# [What to do]
Below are records; copy every line in them that holds the word "View".

Entries from a dataset of interfaces:
****************************************

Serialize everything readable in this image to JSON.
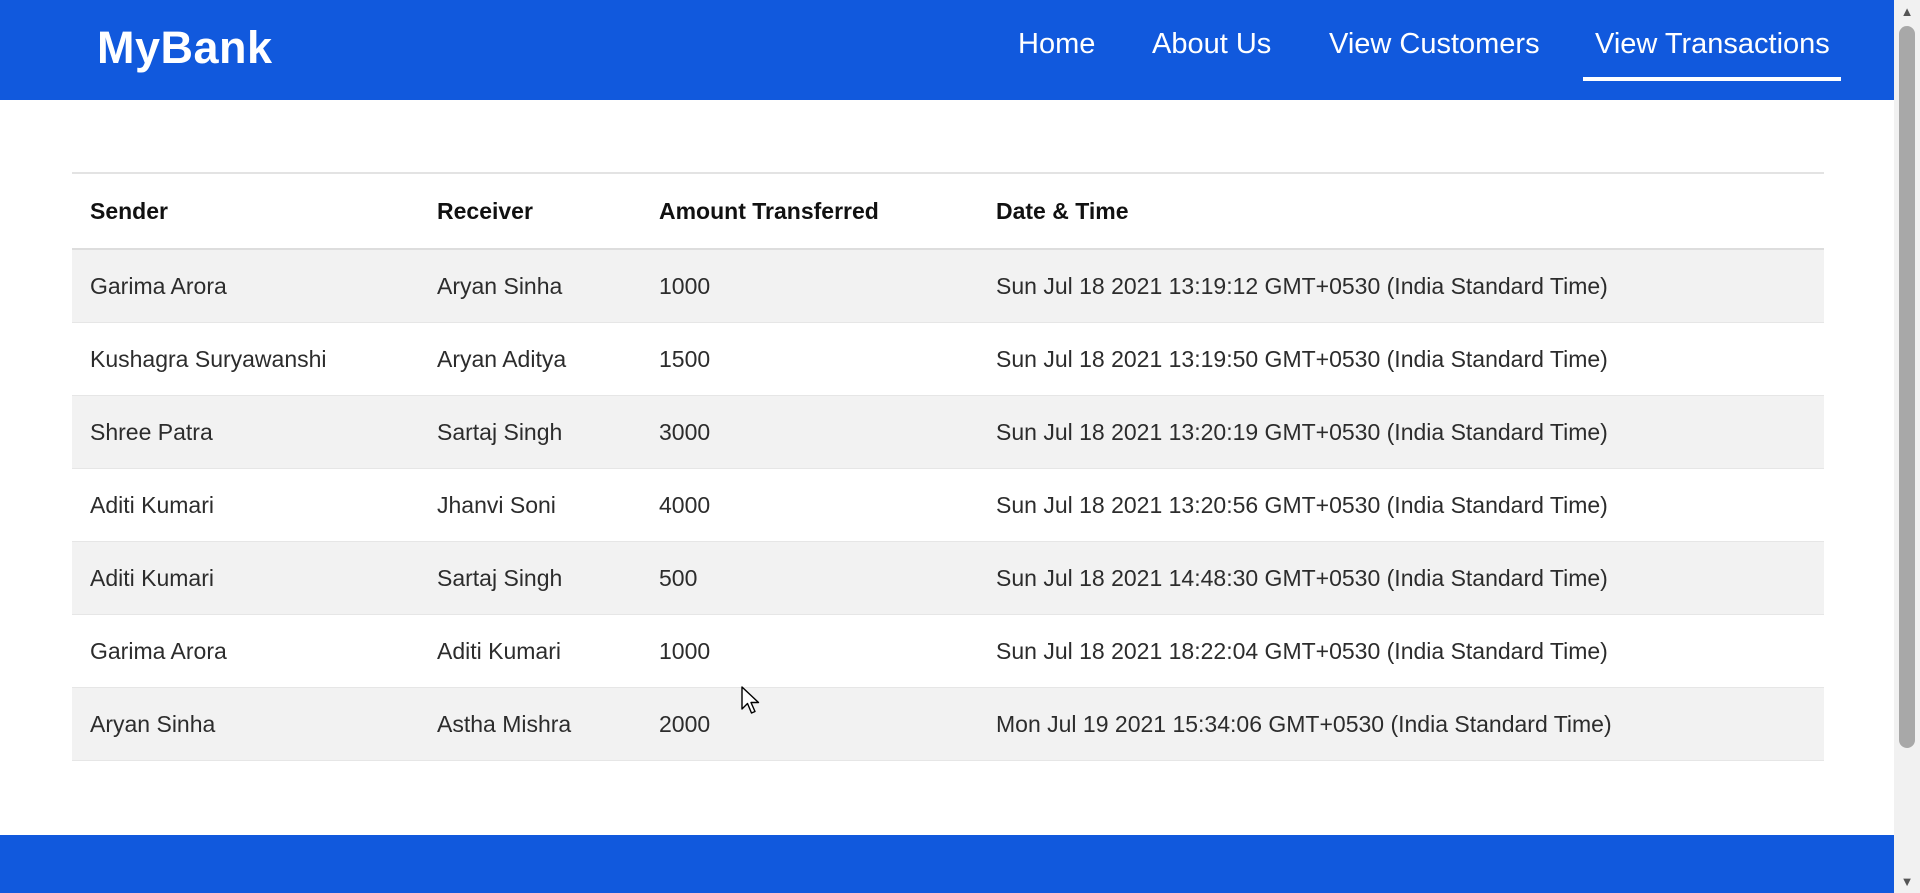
{
  "brand": "MyBank",
  "nav": {
    "home": "Home",
    "about": "About Us",
    "customers": "View Customers",
    "transactions": "View Transactions",
    "active": "View Transactions"
  },
  "table": {
    "headers": [
      "Sender",
      "Receiver",
      "Amount Transferred",
      "Date & Time"
    ],
    "rows": [
      [
        "Garima Arora",
        "Aryan Sinha",
        "1000",
        "Sun Jul 18 2021 13:19:12 GMT+0530 (India Standard Time)"
      ],
      [
        "Kushagra Suryawanshi",
        "Aryan Aditya",
        "1500",
        "Sun Jul 18 2021 13:19:50 GMT+0530 (India Standard Time)"
      ],
      [
        "Shree Patra",
        "Sartaj Singh",
        "3000",
        "Sun Jul 18 2021 13:20:19 GMT+0530 (India Standard Time)"
      ],
      [
        "Aditi Kumari",
        "Jhanvi Soni",
        "4000",
        "Sun Jul 18 2021 13:20:56 GMT+0530 (India Standard Time)"
      ],
      [
        "Aditi Kumari",
        "Sartaj Singh",
        "500",
        "Sun Jul 18 2021 14:48:30 GMT+0530 (India Standard Time)"
      ],
      [
        "Garima Arora",
        "Aditi Kumari",
        "1000",
        "Sun Jul 18 2021 18:22:04 GMT+0530 (India Standard Time)"
      ],
      [
        "Aryan Sinha",
        "Astha Mishra",
        "2000",
        "Mon Jul 19 2021 15:34:06 GMT+0530 (India Standard Time)"
      ]
    ]
  },
  "colors": {
    "brand_blue": "#1159dd",
    "stripe": "#f2f2f2"
  },
  "icons": {
    "scroll_up": "scroll-up-arrow-icon",
    "scroll_down": "scroll-down-arrow-icon",
    "cursor": "mouse-cursor-icon"
  }
}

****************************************

# [Your response]
    "customers": "View Customers",
    "transactions": "View Transactions",
    "active": "View Transactions"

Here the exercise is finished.